INSTRUCTIONS FOR THE TASK —
Within the entries below, every line containing "データ閲覧用" is to be copied.

PROVIDED DATA —
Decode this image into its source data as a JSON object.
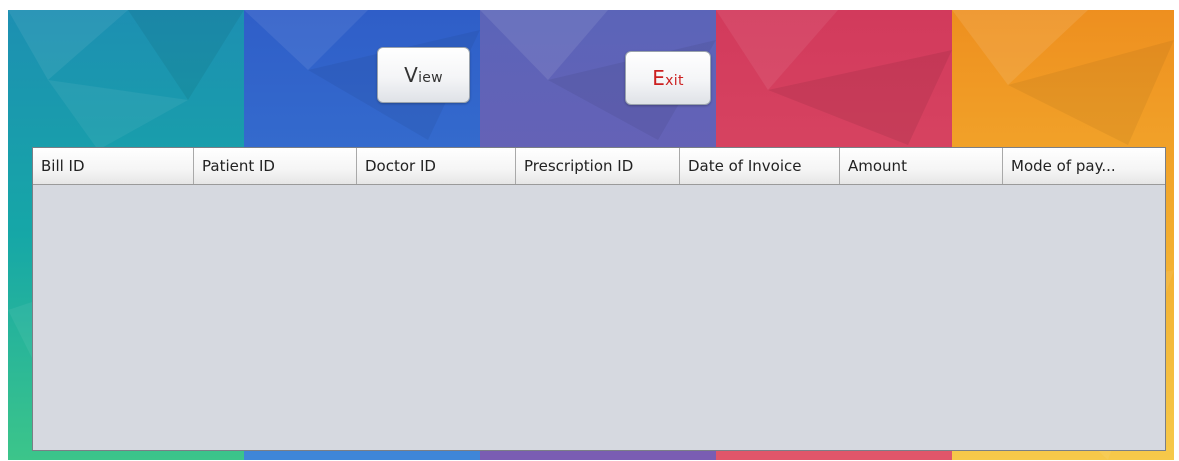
{
  "toolbar": {
    "view_button": {
      "first": "V",
      "rest": "iew"
    },
    "exit_button": {
      "first": "E",
      "rest": "xit"
    }
  },
  "table": {
    "columns": [
      "Bill ID",
      "Patient ID",
      "Doctor ID",
      "Prescription ID",
      "Date of Invoice",
      "Amount",
      "Mode of pay..."
    ],
    "rows": []
  },
  "colors": {
    "panel_teal": "#1fa6ae",
    "panel_blue": "#3a67c6",
    "panel_purple": "#6a6fb8",
    "panel_red": "#d9405f",
    "panel_orange": "#f0a531",
    "table_body": "#d6d9e0",
    "exit_text": "#cc1f1f"
  }
}
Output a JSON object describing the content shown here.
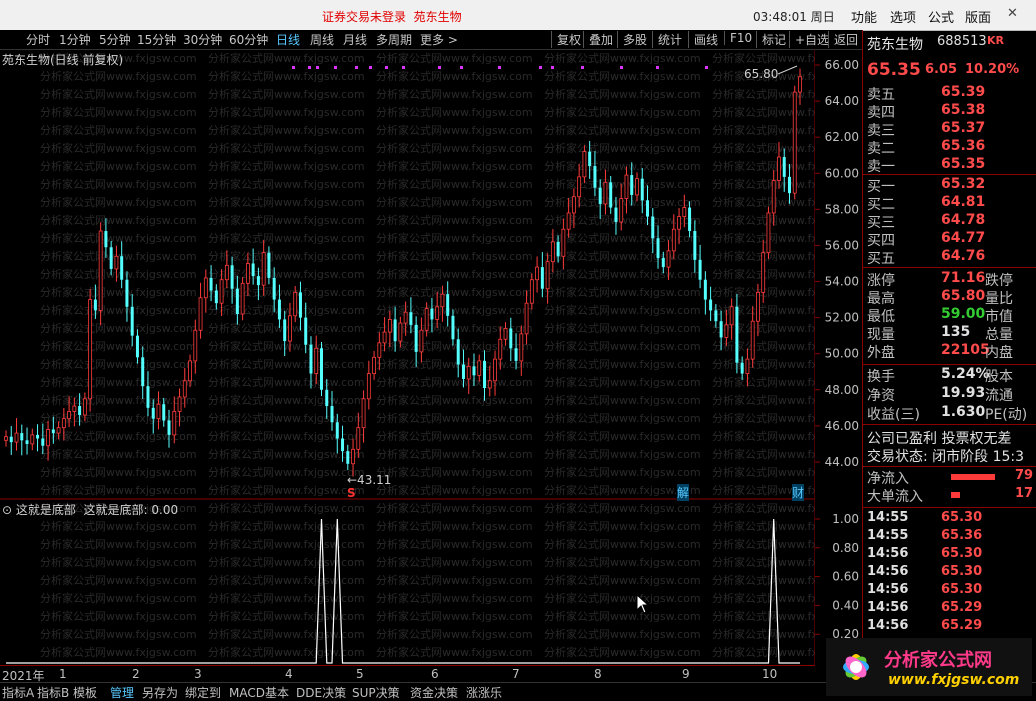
{
  "topbar": {
    "notice": "证券交易未登录",
    "stock_title": "苑东生物",
    "clock": "03:48:01 周日",
    "menu": [
      "功能",
      "选项",
      "公式",
      "版面"
    ],
    "window_controls": [
      "minimize-icon",
      "maximize-icon",
      "close-icon"
    ]
  },
  "toolbar": {
    "periods": [
      "分时",
      "1分钟",
      "5分钟",
      "15分钟",
      "30分钟",
      "60分钟",
      "日线",
      "周线",
      "月线",
      "多周期",
      "更多 >"
    ],
    "active_period": "日线",
    "tools": [
      "复权",
      "叠加",
      "多股",
      "统计",
      "画线",
      "F10",
      "标记",
      "+自选",
      "返回"
    ]
  },
  "main": {
    "title": "苑东生物(日线 前复权)",
    "high_label": "65.80",
    "low_label": "←43.11",
    "markers": {
      "s": "S",
      "jie": "解",
      "cai": "财"
    },
    "watermark": "分析家公式网www.fxjgsw.com"
  },
  "sub": {
    "title": "这就是底部",
    "indicator_label": "这就是底部: 0.00"
  },
  "chart_data": [
    {
      "type": "candlestick",
      "title": "苑东生物(日线 前复权)",
      "y_ticks": [
        "66.00",
        "64.00",
        "62.00",
        "60.00",
        "58.00",
        "56.00",
        "54.00",
        "52.00",
        "50.00",
        "48.00",
        "46.00",
        "44.00"
      ],
      "ylim": [
        43.0,
        66.5
      ],
      "x_ticks": [
        "2021年",
        "1",
        "2",
        "3",
        "4",
        "5",
        "6",
        "7",
        "8",
        "9",
        "10"
      ],
      "annotations": {
        "max": 65.8,
        "min": 43.11
      },
      "close_series": [
        45.4,
        45.1,
        45.6,
        45.2,
        45.0,
        45.5,
        45.3,
        44.9,
        45.8,
        45.6,
        45.9,
        46.4,
        46.8,
        47.1,
        46.6,
        47.5,
        53.0,
        52.4,
        56.8,
        55.9,
        54.7,
        55.4,
        54.1,
        52.6,
        51.0,
        49.8,
        48.2,
        47.0,
        46.4,
        47.2,
        46.3,
        45.5,
        46.8,
        47.6,
        48.5,
        49.6,
        51.3,
        53.1,
        54.2,
        53.5,
        52.8,
        54.1,
        54.9,
        53.6,
        52.2,
        53.9,
        55.0,
        54.3,
        53.8,
        55.6,
        54.2,
        53.0,
        51.9,
        50.7,
        52.1,
        53.4,
        52.0,
        50.5,
        48.9,
        50.3,
        48.0,
        47.1,
        46.2,
        45.3,
        44.6,
        43.9,
        44.7,
        45.9,
        47.5,
        48.9,
        49.8,
        50.6,
        51.2,
        51.9,
        50.7,
        51.7,
        52.3,
        51.6,
        50.1,
        51.3,
        52.5,
        51.9,
        52.6,
        53.3,
        52.1,
        50.8,
        49.4,
        48.6,
        49.3,
        48.8,
        49.6,
        48.1,
        48.5,
        49.7,
        50.8,
        51.4,
        50.3,
        49.6,
        51.1,
        52.8,
        54.1,
        54.8,
        53.6,
        55.1,
        56.2,
        55.4,
        56.9,
        57.8,
        58.7,
        59.8,
        61.2,
        60.4,
        59.2,
        58.3,
        59.5,
        58.1,
        57.3,
        58.6,
        59.9,
        58.8,
        59.7,
        58.5,
        57.6,
        56.4,
        55.3,
        54.8,
        55.7,
        56.9,
        57.6,
        58.1,
        56.8,
        55.2,
        54.1,
        53.0,
        52.4,
        51.8,
        50.9,
        51.6,
        52.6,
        49.5,
        48.9,
        49.7,
        51.8,
        53.4,
        55.6,
        57.8,
        59.6,
        60.9,
        59.8,
        58.9,
        64.5,
        65.35
      ]
    },
    {
      "type": "line",
      "title": "这就是底部",
      "y_ticks": [
        "1.00",
        "0.80",
        "0.60",
        "0.40",
        "0.20"
      ],
      "ylim": [
        0,
        1.0
      ],
      "spike_indices": [
        60,
        63,
        146
      ],
      "series": [
        {
          "name": "这就是底部",
          "value_now": 0.0
        }
      ]
    }
  ],
  "panel": {
    "name": "苑东生物",
    "code": "688513",
    "kr": "KR",
    "price": "65.35",
    "change": "6.05",
    "pct": "10.20%",
    "asks": [
      {
        "label": "卖五",
        "price": "65.39"
      },
      {
        "label": "卖四",
        "price": "65.38"
      },
      {
        "label": "卖三",
        "price": "65.37"
      },
      {
        "label": "卖二",
        "price": "65.36"
      },
      {
        "label": "卖一",
        "price": "65.35"
      }
    ],
    "bids": [
      {
        "label": "买一",
        "price": "65.32"
      },
      {
        "label": "买二",
        "price": "64.81"
      },
      {
        "label": "买三",
        "price": "64.78"
      },
      {
        "label": "买四",
        "price": "64.77"
      },
      {
        "label": "买五",
        "price": "64.76"
      }
    ],
    "stats": [
      {
        "label": "涨停",
        "value": "71.16",
        "label2": "跌停",
        "color": "red"
      },
      {
        "label": "最高",
        "value": "65.80",
        "label2": "量比",
        "color": "red"
      },
      {
        "label": "最低",
        "value": "59.00",
        "label2": "市值",
        "color": "green"
      },
      {
        "label": "现量",
        "value": "135",
        "label2": "总量",
        "color": "wht"
      },
      {
        "label": "外盘",
        "value": "22105",
        "label2": "内盘",
        "color": "red"
      }
    ],
    "stats2": [
      {
        "label": "换手",
        "value": "5.24%",
        "label2": "股本"
      },
      {
        "label": "净资",
        "value": "19.93",
        "label2": "流通"
      },
      {
        "label": "收益(三)",
        "value": "1.630",
        "label2": "PE(动)"
      }
    ],
    "company_note": "公司已盈利 投票权无差",
    "trade_status": "交易状态: 闭市阶段 15:3",
    "net_inflow_label": "净流入",
    "net_inflow_value": "79",
    "big_inflow_label": "大单流入",
    "big_inflow_value": "17",
    "ticks": [
      {
        "time": "14:55",
        "price": "65.30"
      },
      {
        "time": "14:55",
        "price": "65.36"
      },
      {
        "time": "14:56",
        "price": "65.30"
      },
      {
        "time": "14:56",
        "price": "65.30"
      },
      {
        "time": "14:56",
        "price": "65.30"
      },
      {
        "time": "14:56",
        "price": "65.29"
      },
      {
        "time": "14:56",
        "price": "65.29"
      }
    ]
  },
  "bottom_tabs": [
    "指标A",
    "指标B",
    "模板",
    "管理",
    "另存为",
    "绑定到",
    "MACD基本",
    "DDE决策",
    "SUP决策",
    "资金决策",
    "涨涨乐"
  ],
  "active_bottom_tab": "管理",
  "logo": {
    "text": "分析家公式网",
    "url_text": "www.fxjgsw.com"
  }
}
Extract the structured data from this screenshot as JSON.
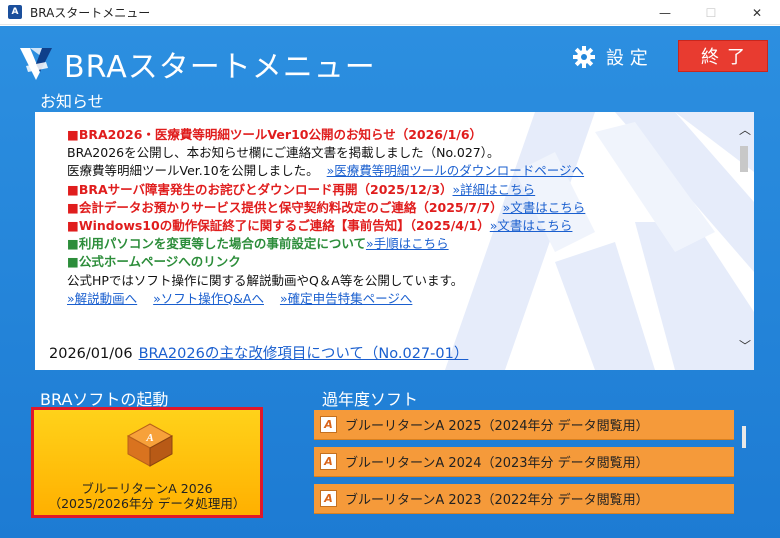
{
  "window": {
    "title": "BRAスタートメニュー",
    "icon_letter": "A",
    "minimize": "—",
    "maximize": "☐",
    "close": "✕"
  },
  "header": {
    "app_title": "BRAスタートメニュー",
    "settings_label": "設 定",
    "exit_label": "終了"
  },
  "news": {
    "section_label": "お知らせ",
    "items": [
      {
        "bullet": "■",
        "text": "BRA2026・医療費等明細ツールVer10公開のお知らせ（2026/1/6）"
      },
      {
        "text": "BRA2026を公開し、本お知らせ欄にご連絡文書を掲載しました（No.027）。"
      },
      {
        "text": "医療費等明細ツールVer.10を公開しました。",
        "link": "»医療費等明細ツールのダウンロードページへ"
      },
      {
        "bullet": "■",
        "text": "BRAサーバ障害発生のお詫びとダウンロード再開（2025/12/3）",
        "link": "»詳細はこちら"
      },
      {
        "bullet": "■",
        "text": "会計データお預かりサービス提供と保守契約料改定のご連絡（2025/7/7）",
        "link": "»文書はこちら"
      },
      {
        "bullet": "■",
        "text": "Windows10の動作保証終了に関するご連絡【事前告知】（2025/4/1）",
        "link": "»文書はこちら"
      },
      {
        "bullet": "■",
        "text": "利用パソコンを変更等した場合の事前設定について",
        "link": "»手順はこちら"
      },
      {
        "bullet": "■",
        "text": "公式ホームページへのリンク"
      },
      {
        "text": "公式HPではソフト操作に関する解説動画やQ＆A等を公開しています。"
      },
      {
        "links": [
          "»解説動画へ",
          "»ソフト操作Q&Aへ",
          "»確定申告特集ページへ"
        ]
      }
    ],
    "footer_date": "2026/01/06",
    "footer_link": "BRA2026の主な改修項目について（No.027-01）",
    "scroll_up": "︿",
    "scroll_down": "﹀"
  },
  "launch": {
    "section_label": "BRAソフトの起動",
    "icon_letter": "A",
    "line1": "ブルーリターンA 2026",
    "line2": "（2025/2026年分 データ処理用）"
  },
  "past": {
    "section_label": "過年度ソフト",
    "icon_letter": "A",
    "items": [
      "ブルーリターンA 2025（2024年分 データ閲覧用）",
      "ブルーリターンA 2024（2023年分 データ閲覧用）",
      "ブルーリターンA 2023（2022年分 データ閲覧用）"
    ]
  },
  "colors": {
    "accent_blue": "#1d7bd3",
    "exit_red": "#e83b30",
    "launch_yellow": "#ffc107",
    "past_orange": "#f59a3a",
    "news_red": "#e01d1d",
    "news_green": "#2c8d3a",
    "link_blue": "#1a5fcf"
  }
}
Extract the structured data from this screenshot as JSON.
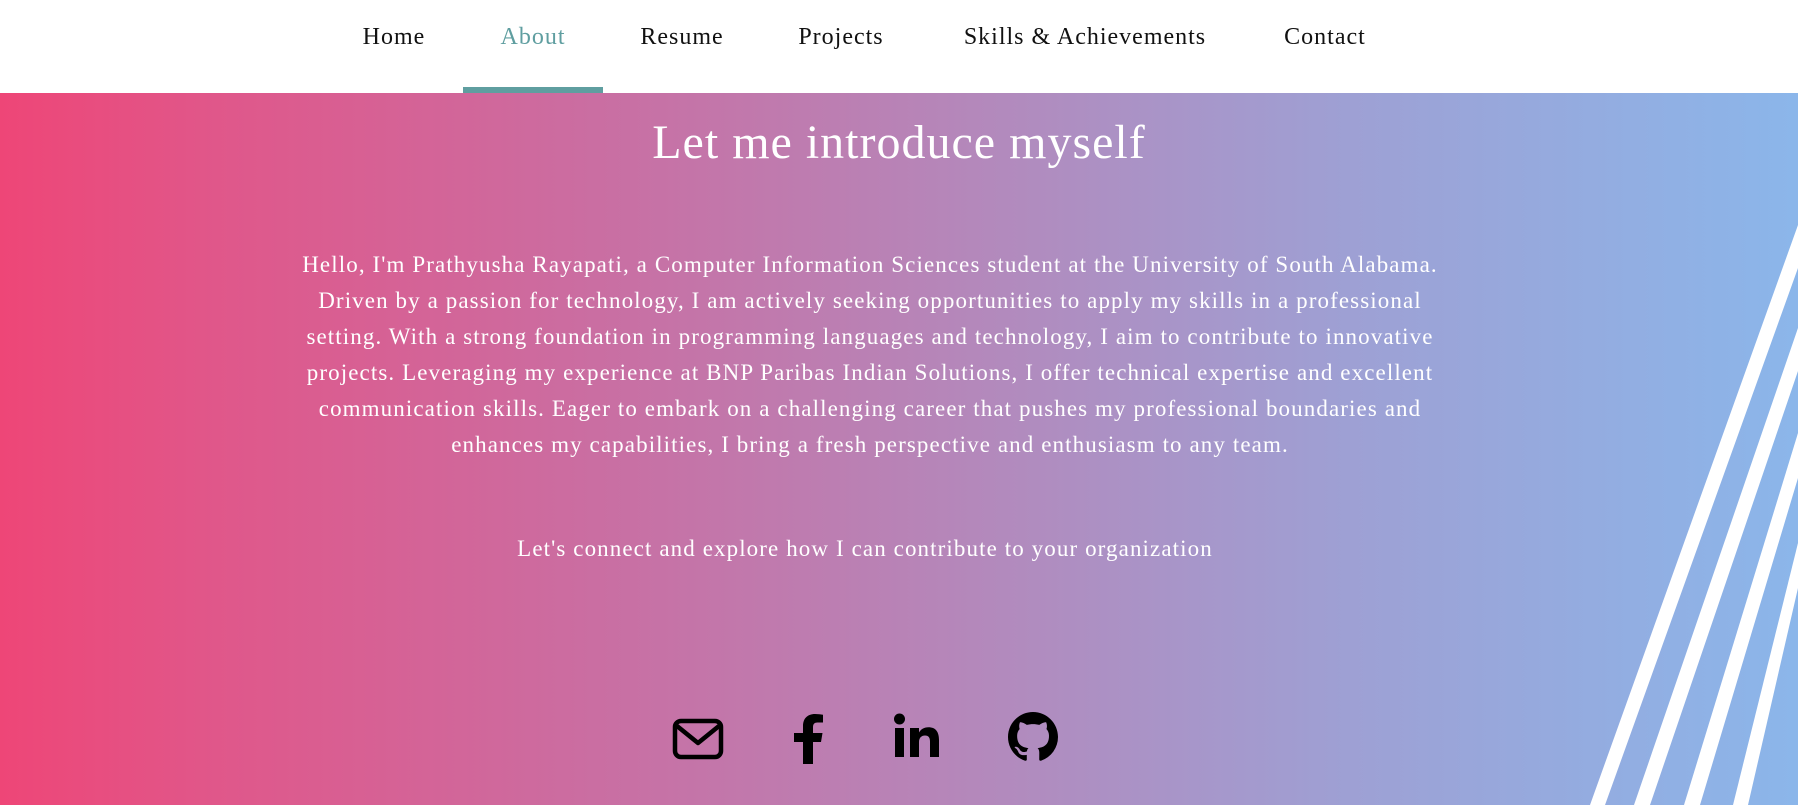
{
  "nav": {
    "items": [
      {
        "label": "Home"
      },
      {
        "label": "About",
        "active": true
      },
      {
        "label": "Resume"
      },
      {
        "label": "Projects"
      },
      {
        "label": "Skills & Achievements"
      },
      {
        "label": "Contact"
      }
    ]
  },
  "about": {
    "heading": "Let me introduce myself",
    "intro": "Hello, I'm Prathyusha Rayapati, a Computer Information Sciences student at the University of South Alabama. Driven by a passion for technology, I am actively seeking opportunities to apply my skills in a professional setting. With a strong foundation in programming languages and technology, I aim to contribute to innovative projects. Leveraging my experience at BNP Paribas Indian Solutions, I offer technical expertise and excellent communication skills. Eager to embark on a challenging career that pushes my professional boundaries and enhances my capabilities, I bring a fresh perspective and enthusiasm to any team.",
    "cta": "Let's connect and explore how I can contribute to your organization"
  },
  "socials": [
    {
      "icon": "envelope-icon"
    },
    {
      "icon": "facebook-icon"
    },
    {
      "icon": "linkedin-icon"
    },
    {
      "icon": "github-icon"
    }
  ],
  "colors": {
    "accent": "#5f9ea0",
    "gradient_start": "#ee4677",
    "gradient_end": "#8bb6ea"
  }
}
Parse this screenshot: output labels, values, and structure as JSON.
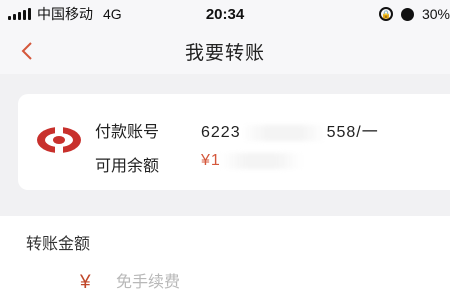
{
  "status_bar": {
    "carrier": "中国移动",
    "network": "4G",
    "time": "20:34",
    "battery": "30%"
  },
  "nav": {
    "title": "我要转账",
    "back_icon": "chevron-left-icon"
  },
  "colors": {
    "accent": "#d4573b",
    "logo_red": "#c8302c"
  },
  "account": {
    "payer_label": "付款账号",
    "payer_prefix": "6223",
    "payer_suffix": "558/一",
    "balance_label": "可用余额",
    "balance_prefix": "¥1"
  },
  "amount": {
    "title": "转账金额",
    "currency": "¥",
    "placeholder": "免手续费"
  }
}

OUTPUT OF THE TASK —
      "ブルーリターンA 2025（2024年分 データ閲覧用）",
      "ブルーリターンA 2024（2023年分 データ閲覧用）",
      "ブルーリターンA 2023（2022年分 データ閲覧用）"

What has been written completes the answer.